The FDA approved St. Jude Medical’s contact-force ablation catheter for treating patients with atrial fibrillation.
The approval paves the way for electrophysiologists to use the TactiCath Quartz irrigated ablation catheter, which allows them to gauge the amount of force applied during ablation procedures. Approval was based on clinical trial data that showed the TactiCath technology reduced the rate of recurrence of atrial fibrillation. In the TOCCASTAR trial, 85.5 percent of patients who were treated with the contact-force technology remained free of paroxysmal atrial fibrillation at 12 months when operators achieved the optimal contact-force parameters.
St. Jude added the technology to its portfolio in 2013 with the acquisition of Endosense SA. St. Jude paid $170 million for the company with $161 million to be forthcoming if the company met regulatory milestones within a designated timeframe.

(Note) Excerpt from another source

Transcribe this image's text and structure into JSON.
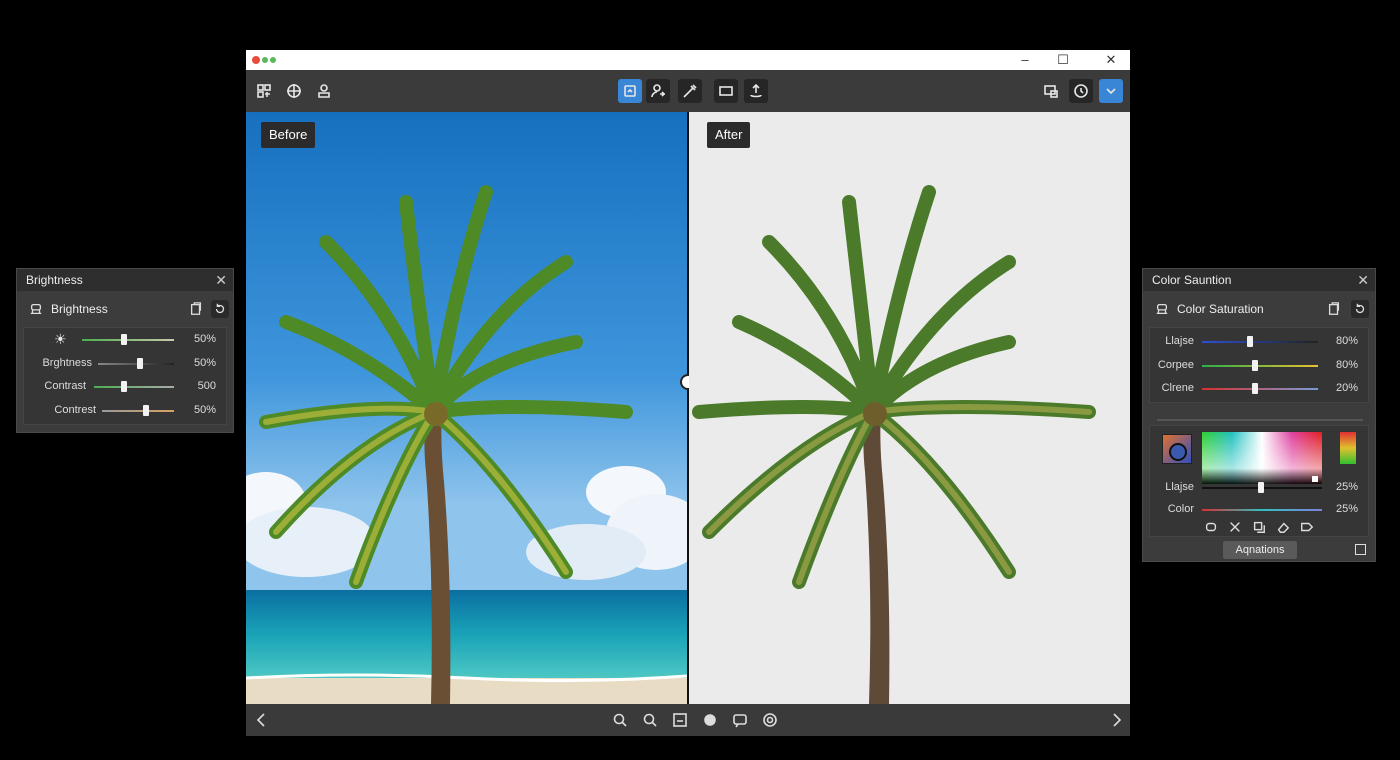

The force-sensing ablation catheters received CE mark in Europe for treating supra ventricular tachycardia in 2009.
According to St. Jude, the contact force data can be displayed on its EnSite Velocity System, a cardiac mapping and navigation system through a designated module. The software module is FDA cleared and CE mark approved.